Merkel was quoted in the December 5 Financial Times as saying that her fiscal austerity plan was aimed to “show that Europe is a ’safe place to invest’”. This reflects the neo-liberal policy that all developed capitalist governments have pursued since the early 1980s, with the exception of the “Keynesian moment” of 2008 (when these governments briefly turned to massive deficit spending to bail out insolvent banks and to avoid a slide into economic depression).

Misreading root of crisis

Merkel clearly believes that the root of the current crisis is that some European governments have “overspent”. In fact, the countries with the worst crises have big deficits and debts as a consequence of the economic crisis — the 2008-09 Great Recession and the accompanying global financial crisis — rather than as a consequence of big deficits.

As Martin Wolf pointed out in the December 6 Financial Times, on the “Maastricht” criterion of budget deficits of less than 3% of GDP, all the crisis-hit countries were doing fine before the Great Recession, except Greece (on revised figures, though not on the figures cited at the time). Before 2007, the four “worst” governments for deficits after Greece were Italy, France, Austria and Germany! “After the [economic] crisis, the picture changed, with huge (and unexpected) deteriorations in the fiscal positions of Ireland, Portugal and Spain (though not Italy). In all, however, fiscal deficits were useless as indicators of looming crises”, Wolf noted. And relying on the criterion of public debt, “Ireland and Spain had vastly better public debt positions than Germany”.

“If the most powerful country in the eurozone refuses to recognise the nature of the crisis”, Wolf correctly observed, “the eurozone has no chance of either remedying it or preventing a recurrence”.

S&P downgrade

The downgrading of sovereign debt, especially that of France, will intensify the debt crisis of many European countries, increasing their borrowing costs and further undermining confidence in their solvency. Since France is one of the major underwriters of the European bailout fund, its creditworthiness will now be in doubt. In its statement announcing the credit downgrades, S&P said it would soon be issuing credit evaluations of international financial organisations, including the EFSF.

Explaining the downgrade decision, S&P wrote that it expected growing popular anger across the eurozone at government austerity measures that have already plunged millions into unemployment and poverty. “We believe there is a risk that reform fatigue could be mounting, especially in those countries that have experienced deep recessions and where growth prospects remain bleak.” It warned that “lower levels of predictability exist in policy orientation”.

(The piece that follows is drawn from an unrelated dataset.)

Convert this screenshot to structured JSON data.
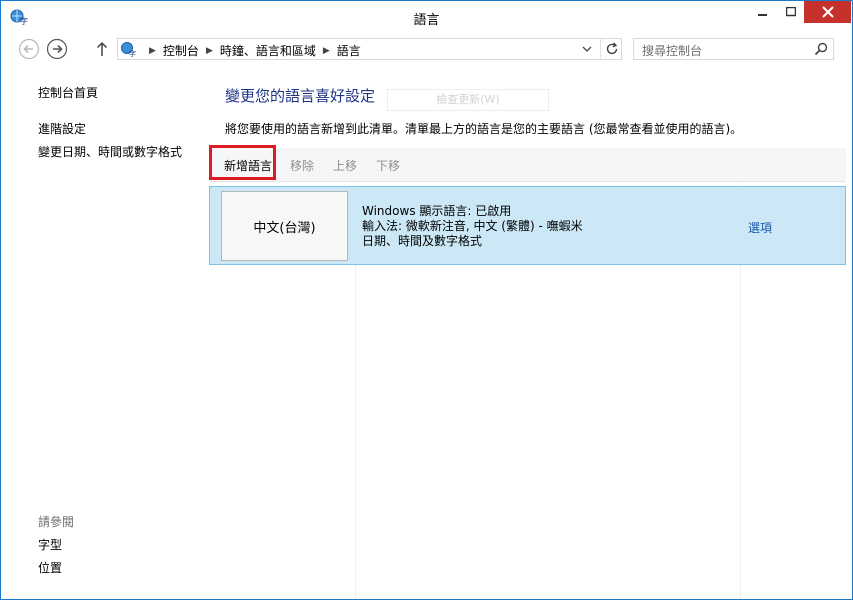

Hopes have also faded that a deal will be reached between the Greek government and the private holders of €200 billion of Greek government debt on these bondholders taking a 50% reduction in previously held Greek government debt. According to the January 22 British Guardian, “After being close to a breakthrough, the high-stakes talks — aimed at averting a Greek default by slashing the country’s monumental debt load — were set back when the International Monetary Fund and Germany insisted that investors agree to reduced interest rates on new bonds …

“Private government debt holders, including banks, insurers and hedge funds, had reportedly reached an agreement on interest rates averaging 4% before official creditors including the IMF and the European Central Bank, called for yields to be no higher than 3.5%, citing the deteriorating Greek economic outlook.

“Previously, the Greek finance minister, Evangelos Venizelos, had told parliament that the debt reduction plan would have to be in place by Monday [January 22] to give lenders enough time to draw up a second €130bn bailout for the country before the EU’s next summit on 30 January. Private creditor participation has been set as a prerequisite by the EU and IMF for further aid. Without the loans Athens will be unable to meet a €14.5bn bond repayment due on 20 March, triggering a default on its debts.”

Direct Action – March 14, 2012